January 04, 2013
Sight Fishing: How Much Does Lens Color Matter in Polarized Glasses?
By Kirk Deeter
Sight fishing is top of the game for me. And I'm a big believer of using polarized glasses for this type of fishing.
I think being able to see what you're after is the key to catching. Even when you don't see the actual fish, polarized glasses cut the surface glare in ways that allow you to see your flies or strike indicator better. This ultimately leads to great drifts, good presentations, and improved odds of detecting strikes.
For those of you who use polarized glasses, do you buy into the notion that different lens tints are necessary for different conditions?
Sure, I see the value of yellow lenses on a heavy overcast day, and mirrored lenses are great on bright sunny days. But you could go broke buying different glasses for every situation. I think it's better to wear one tint consistently to train your vision to adapt in various conditions.
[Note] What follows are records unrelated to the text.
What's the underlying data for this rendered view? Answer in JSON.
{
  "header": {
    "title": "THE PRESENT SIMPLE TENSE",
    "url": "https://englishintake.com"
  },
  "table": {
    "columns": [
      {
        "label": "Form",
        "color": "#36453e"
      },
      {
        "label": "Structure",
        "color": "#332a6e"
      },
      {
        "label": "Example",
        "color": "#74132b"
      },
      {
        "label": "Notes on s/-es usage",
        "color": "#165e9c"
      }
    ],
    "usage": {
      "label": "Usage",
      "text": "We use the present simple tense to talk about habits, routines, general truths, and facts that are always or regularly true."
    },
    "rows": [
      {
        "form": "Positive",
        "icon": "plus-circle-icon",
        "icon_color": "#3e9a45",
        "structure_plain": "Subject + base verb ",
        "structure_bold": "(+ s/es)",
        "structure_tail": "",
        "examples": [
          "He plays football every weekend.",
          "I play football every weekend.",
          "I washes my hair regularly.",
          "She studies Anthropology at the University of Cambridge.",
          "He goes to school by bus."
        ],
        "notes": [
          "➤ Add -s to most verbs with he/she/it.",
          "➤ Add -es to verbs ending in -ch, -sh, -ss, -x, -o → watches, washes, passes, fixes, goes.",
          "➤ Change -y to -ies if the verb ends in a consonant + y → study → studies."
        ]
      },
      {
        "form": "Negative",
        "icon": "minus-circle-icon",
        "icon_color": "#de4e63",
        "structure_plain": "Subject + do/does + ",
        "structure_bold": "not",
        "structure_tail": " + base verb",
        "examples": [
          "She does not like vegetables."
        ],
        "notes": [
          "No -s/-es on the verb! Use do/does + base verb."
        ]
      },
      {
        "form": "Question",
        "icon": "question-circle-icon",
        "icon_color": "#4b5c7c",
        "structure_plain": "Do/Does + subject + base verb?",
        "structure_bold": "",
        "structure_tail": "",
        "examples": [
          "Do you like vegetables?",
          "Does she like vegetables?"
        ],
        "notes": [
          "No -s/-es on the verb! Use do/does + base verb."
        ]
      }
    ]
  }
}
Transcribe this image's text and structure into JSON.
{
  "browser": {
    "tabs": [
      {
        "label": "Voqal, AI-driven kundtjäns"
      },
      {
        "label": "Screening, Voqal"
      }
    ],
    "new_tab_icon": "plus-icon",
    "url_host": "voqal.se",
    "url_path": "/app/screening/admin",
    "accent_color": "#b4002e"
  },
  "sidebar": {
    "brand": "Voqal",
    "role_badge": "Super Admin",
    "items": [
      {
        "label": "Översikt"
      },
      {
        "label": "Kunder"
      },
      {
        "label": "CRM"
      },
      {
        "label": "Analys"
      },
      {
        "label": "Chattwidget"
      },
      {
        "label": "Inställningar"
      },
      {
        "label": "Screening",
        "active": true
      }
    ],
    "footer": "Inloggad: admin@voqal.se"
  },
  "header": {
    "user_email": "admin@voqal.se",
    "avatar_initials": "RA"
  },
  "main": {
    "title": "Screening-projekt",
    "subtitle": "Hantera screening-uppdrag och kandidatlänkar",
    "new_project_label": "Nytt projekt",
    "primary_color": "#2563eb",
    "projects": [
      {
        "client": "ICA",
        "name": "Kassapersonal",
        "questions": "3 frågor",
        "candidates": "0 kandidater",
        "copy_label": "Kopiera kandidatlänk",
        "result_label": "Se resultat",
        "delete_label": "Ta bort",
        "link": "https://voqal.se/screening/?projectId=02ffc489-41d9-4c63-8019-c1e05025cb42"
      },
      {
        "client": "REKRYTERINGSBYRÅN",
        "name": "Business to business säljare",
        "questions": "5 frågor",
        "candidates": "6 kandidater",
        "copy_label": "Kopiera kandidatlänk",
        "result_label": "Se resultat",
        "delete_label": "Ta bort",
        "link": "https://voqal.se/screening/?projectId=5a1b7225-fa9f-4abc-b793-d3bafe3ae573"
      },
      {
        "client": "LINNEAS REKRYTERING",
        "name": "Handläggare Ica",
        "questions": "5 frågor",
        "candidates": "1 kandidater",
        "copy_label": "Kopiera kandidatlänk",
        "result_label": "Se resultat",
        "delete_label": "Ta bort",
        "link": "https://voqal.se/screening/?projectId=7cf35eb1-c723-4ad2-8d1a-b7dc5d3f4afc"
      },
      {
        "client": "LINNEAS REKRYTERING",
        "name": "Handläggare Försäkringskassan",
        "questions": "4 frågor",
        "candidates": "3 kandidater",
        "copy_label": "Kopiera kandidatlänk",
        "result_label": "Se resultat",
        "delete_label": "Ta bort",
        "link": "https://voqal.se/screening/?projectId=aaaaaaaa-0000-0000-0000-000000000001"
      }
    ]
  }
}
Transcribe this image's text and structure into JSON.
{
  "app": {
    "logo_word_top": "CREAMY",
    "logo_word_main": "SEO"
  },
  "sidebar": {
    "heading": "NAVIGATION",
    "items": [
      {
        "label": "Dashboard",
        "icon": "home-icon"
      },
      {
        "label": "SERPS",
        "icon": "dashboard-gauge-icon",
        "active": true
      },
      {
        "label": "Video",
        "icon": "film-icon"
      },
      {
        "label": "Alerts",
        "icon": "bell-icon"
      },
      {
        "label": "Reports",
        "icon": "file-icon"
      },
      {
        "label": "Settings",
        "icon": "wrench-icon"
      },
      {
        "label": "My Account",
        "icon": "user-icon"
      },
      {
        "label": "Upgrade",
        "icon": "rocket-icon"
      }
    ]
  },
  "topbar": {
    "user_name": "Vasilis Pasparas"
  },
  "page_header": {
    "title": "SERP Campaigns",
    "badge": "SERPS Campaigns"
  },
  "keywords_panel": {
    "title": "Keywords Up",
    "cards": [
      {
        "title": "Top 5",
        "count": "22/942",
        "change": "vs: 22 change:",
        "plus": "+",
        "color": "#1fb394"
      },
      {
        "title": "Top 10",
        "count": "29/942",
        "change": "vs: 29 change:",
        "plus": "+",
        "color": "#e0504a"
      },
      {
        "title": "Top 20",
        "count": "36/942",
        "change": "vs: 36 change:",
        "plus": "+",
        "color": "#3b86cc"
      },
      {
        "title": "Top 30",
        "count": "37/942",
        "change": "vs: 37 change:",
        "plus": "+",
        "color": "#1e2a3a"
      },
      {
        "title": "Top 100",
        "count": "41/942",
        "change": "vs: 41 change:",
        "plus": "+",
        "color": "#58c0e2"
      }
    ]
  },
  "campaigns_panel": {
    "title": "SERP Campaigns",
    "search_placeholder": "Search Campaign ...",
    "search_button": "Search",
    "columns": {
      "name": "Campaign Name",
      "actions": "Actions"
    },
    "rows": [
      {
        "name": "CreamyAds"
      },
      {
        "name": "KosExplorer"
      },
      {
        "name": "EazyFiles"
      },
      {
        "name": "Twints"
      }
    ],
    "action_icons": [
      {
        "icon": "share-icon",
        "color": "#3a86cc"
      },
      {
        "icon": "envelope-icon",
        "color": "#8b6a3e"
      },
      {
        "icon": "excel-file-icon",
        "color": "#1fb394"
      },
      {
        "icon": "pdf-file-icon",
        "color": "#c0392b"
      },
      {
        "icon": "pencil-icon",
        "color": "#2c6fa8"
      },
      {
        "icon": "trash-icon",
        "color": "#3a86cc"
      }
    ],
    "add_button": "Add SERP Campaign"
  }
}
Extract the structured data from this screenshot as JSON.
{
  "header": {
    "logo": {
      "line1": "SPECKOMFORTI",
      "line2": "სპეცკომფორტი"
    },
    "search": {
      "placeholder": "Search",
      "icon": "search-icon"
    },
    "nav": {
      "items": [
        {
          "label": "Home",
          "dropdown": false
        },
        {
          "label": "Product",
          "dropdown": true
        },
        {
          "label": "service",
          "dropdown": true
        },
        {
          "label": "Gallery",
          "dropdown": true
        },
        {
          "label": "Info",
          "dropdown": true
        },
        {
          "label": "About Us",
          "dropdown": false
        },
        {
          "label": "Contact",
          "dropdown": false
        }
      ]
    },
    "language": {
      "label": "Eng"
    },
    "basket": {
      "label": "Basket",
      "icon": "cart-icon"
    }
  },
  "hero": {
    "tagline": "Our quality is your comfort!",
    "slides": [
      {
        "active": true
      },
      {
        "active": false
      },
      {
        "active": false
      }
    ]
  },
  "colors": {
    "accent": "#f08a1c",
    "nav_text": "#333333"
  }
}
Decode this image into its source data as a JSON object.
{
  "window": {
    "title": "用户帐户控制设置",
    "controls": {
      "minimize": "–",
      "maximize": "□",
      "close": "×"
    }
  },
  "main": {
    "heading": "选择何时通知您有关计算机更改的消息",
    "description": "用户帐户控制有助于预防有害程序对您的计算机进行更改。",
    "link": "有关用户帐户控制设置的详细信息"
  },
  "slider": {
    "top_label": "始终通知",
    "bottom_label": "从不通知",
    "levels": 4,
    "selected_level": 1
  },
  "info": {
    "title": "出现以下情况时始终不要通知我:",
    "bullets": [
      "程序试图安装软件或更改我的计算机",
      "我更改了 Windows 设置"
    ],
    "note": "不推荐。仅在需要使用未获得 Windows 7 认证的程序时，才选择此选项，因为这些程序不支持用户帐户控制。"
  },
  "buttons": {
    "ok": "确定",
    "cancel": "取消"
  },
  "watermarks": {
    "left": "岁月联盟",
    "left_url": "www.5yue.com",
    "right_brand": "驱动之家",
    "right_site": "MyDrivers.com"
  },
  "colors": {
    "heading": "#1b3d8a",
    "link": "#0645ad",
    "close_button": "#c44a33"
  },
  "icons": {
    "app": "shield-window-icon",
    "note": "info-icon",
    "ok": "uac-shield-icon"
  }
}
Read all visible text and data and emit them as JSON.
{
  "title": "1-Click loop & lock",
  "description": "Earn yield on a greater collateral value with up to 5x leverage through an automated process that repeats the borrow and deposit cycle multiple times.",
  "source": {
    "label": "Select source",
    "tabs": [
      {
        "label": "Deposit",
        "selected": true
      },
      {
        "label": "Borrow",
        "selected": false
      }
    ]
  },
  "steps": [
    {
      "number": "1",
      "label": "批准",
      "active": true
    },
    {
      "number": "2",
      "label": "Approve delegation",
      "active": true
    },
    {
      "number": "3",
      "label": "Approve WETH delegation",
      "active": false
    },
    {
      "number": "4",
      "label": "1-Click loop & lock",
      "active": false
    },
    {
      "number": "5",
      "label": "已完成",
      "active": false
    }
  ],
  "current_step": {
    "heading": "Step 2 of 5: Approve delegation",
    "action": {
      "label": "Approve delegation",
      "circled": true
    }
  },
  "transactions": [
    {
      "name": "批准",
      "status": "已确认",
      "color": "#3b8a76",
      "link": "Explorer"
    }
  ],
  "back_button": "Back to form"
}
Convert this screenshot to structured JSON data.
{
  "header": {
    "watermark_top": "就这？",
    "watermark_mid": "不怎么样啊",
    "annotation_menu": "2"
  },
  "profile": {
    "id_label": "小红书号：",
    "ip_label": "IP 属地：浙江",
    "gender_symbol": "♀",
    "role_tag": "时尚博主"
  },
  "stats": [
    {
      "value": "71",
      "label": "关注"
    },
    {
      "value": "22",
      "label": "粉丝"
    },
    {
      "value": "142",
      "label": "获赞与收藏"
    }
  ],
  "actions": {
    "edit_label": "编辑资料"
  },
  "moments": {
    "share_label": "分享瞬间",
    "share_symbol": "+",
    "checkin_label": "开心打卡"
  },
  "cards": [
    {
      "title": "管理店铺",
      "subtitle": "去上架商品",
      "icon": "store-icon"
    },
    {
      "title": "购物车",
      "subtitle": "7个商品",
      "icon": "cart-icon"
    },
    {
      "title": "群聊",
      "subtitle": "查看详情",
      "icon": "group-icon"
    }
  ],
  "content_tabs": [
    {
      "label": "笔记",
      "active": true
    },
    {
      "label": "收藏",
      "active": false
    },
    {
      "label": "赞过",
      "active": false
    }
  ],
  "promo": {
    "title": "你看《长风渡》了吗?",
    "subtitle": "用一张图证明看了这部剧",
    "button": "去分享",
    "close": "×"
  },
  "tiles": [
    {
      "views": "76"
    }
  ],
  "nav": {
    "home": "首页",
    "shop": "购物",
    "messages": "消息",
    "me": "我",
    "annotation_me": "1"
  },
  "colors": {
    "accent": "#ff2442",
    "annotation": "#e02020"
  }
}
Copper or amber is my go anywhere, fish anything tint—from trout rivers to bonefish flats. But everyone sees differently. So if you had to pick one shade and fish that everywhere you go for a year, what would it be?